In the Christian East, many Churches begin Lent on the Monday before Ash Wednesday, and prepare for “the Great Fast” for a couple of Sundays before.
In the Syriac tradition, churches such as the Chaldean Catholic Church or the Assyrian Church of the East prepare for Lent with a fast – the Nineveh Fast – a three-day discipline that is meant to remind the faithful of Jonah’s three days in the belly of the great fish, an Old Testament “type” of Christ’s death and resurrection. The fast also commemorates the repentance of the ancient Ninevites after Jonah’s warning.
The Nineveh Fast, also called the Petition of the Ninevites, normally takes place a week before Lent. From Sunday at midnight to Wednesday at noon, participants usually abstain from all dairy foods and meat products. Some people abstain from food and drink altogether until Mass – called Holy Qurbana in the Syriac tradition – on Wednesday morning.
This year’s intention
This year, Chaldean Patriarch Cardinal Louis Raphaël Sako is asking Iraq’s Christians to offer the fast “for peace and stability in Iraq, the Holy Land, Ukraine, and the world.”
According to Vatican News, most Syriac Christians this year are observing the fast January 22-24. Cardinal Sako called on believers to “fervently pray to God Almighty to inspire world leaders to seek peace and not war … and to achieve fruitful progress towards reconciliation, fraternal relations, love, and tolerance for the good of humanity.”
In the past, Cardinal Sako has urged his flock to abide by the fast as a way of praying for Christians being persecuted by the Islamic State group. Most of them lived in northern Iraq, particularly the area known as the Nineveh Plain. It’s appropriate, then, that they would be praying the “Petition of the Ninevites.”
The Christians of Iraq – diminished in numbers significantly from the time before the Gulf Wars – are still rebuilding after ISIS. Cardinal Sako recently called on the Baghdad government to ensure justice for Christians in the Muslim-majority country.
The government in Baghdad must “assume its national and legal responsibilities by adopting practical and clear measures to ensure justice for Christians,” Sako said in a speech, adding that political leaders have not done much for Christans since the jihadists were defeated on the battlefield.
Vatican News noted that Syriac Christian communities, which draw from theological and liturgical traditions in the Syriac language rather than in Latin or Greek, date back to the earliest days of Christianity.
“Devastated by war and instability, they maintain a tenuous foothold in the Middle East,” Vatican News said, noting that there are also “large communities in southwestern India,” referring to the Syro-Malabar Church.

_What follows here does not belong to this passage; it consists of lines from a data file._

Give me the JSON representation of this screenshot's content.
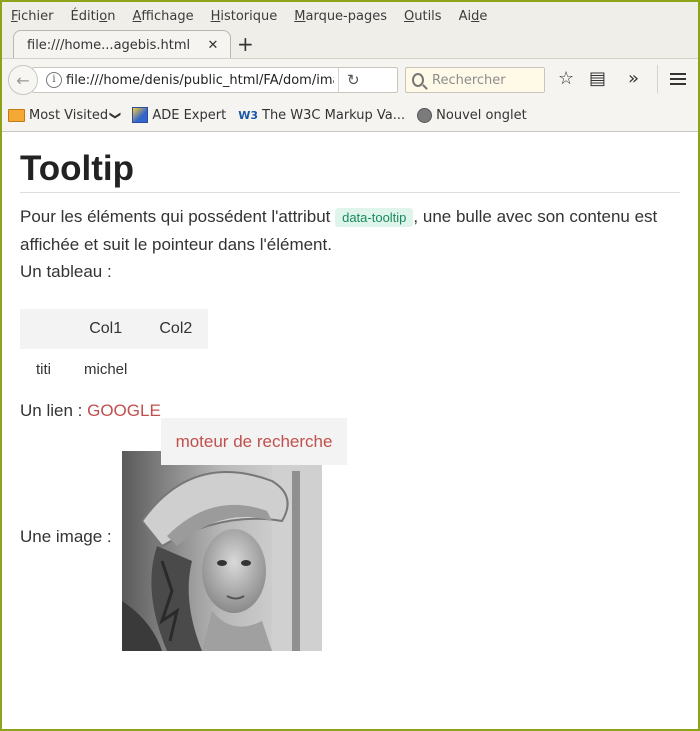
{
  "menu": {
    "items": [
      {
        "label": "Fichier"
      },
      {
        "label": "Édition"
      },
      {
        "label": "Affichage"
      },
      {
        "label": "Historique"
      },
      {
        "label": "Marque-pages"
      },
      {
        "label": "Outils"
      },
      {
        "label": "Aide"
      }
    ]
  },
  "tab": {
    "title": "file:///home...agebis.html",
    "close": "✕",
    "new_tab": "+"
  },
  "nav": {
    "back": "←",
    "info": "i",
    "url": "file:///home/denis/public_html/FA/dom/ima",
    "reload": "↻",
    "search_placeholder": "Rechercher",
    "star": "☆",
    "reader": "▤",
    "overflow": "»"
  },
  "bookmarks": {
    "items": [
      {
        "label": "Most Visited",
        "icon": "folder-icon",
        "chevron": "❯"
      },
      {
        "label": "ADE Expert",
        "icon": "ade-icon"
      },
      {
        "label": "The W3C Markup Va...",
        "icon": "w3c-icon",
        "badge": "W3"
      },
      {
        "label": "Nouvel onglet",
        "icon": "globe-icon"
      }
    ]
  },
  "page": {
    "title": "Tooltip",
    "intro_before": "Pour les éléments qui possédent l'attribut ",
    "intro_code": "data-tooltip",
    "intro_after": ", une bulle avec son contenu est affichée et suit le pointeur dans l'élément.",
    "table_label": "Un tableau :",
    "table": {
      "headers": [
        "",
        "Col1",
        "Col2"
      ],
      "rows": [
        [
          "titi",
          "michel",
          ""
        ]
      ]
    },
    "link_label": "Un lien : ",
    "link_text": "GOOGLE",
    "tooltip_text": "moteur de recherche",
    "image_label": "Une image :"
  }
}
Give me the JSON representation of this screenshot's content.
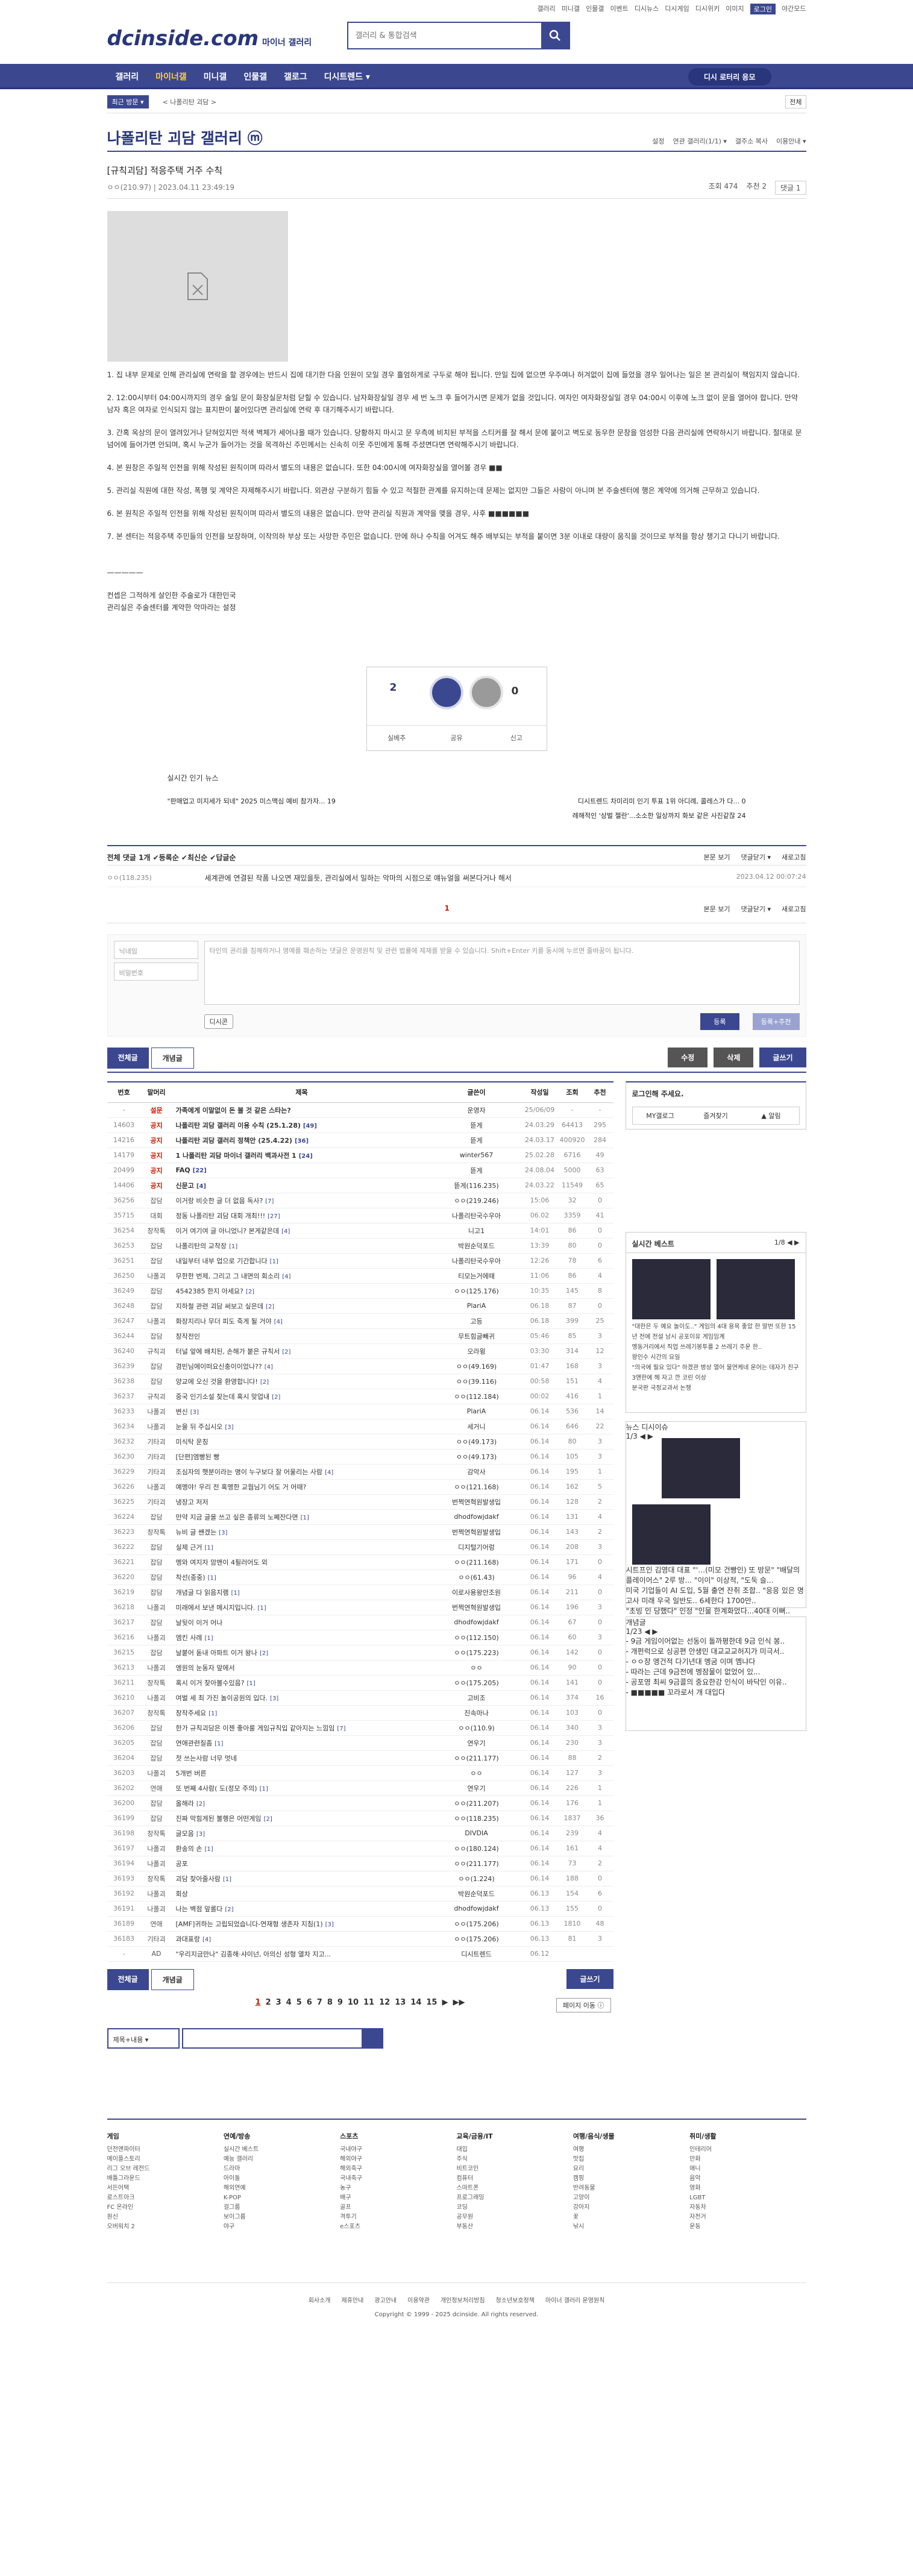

Syriac is a dialect of Aramaic, which was once spoken across the region, and is considered the language Jesus spoke.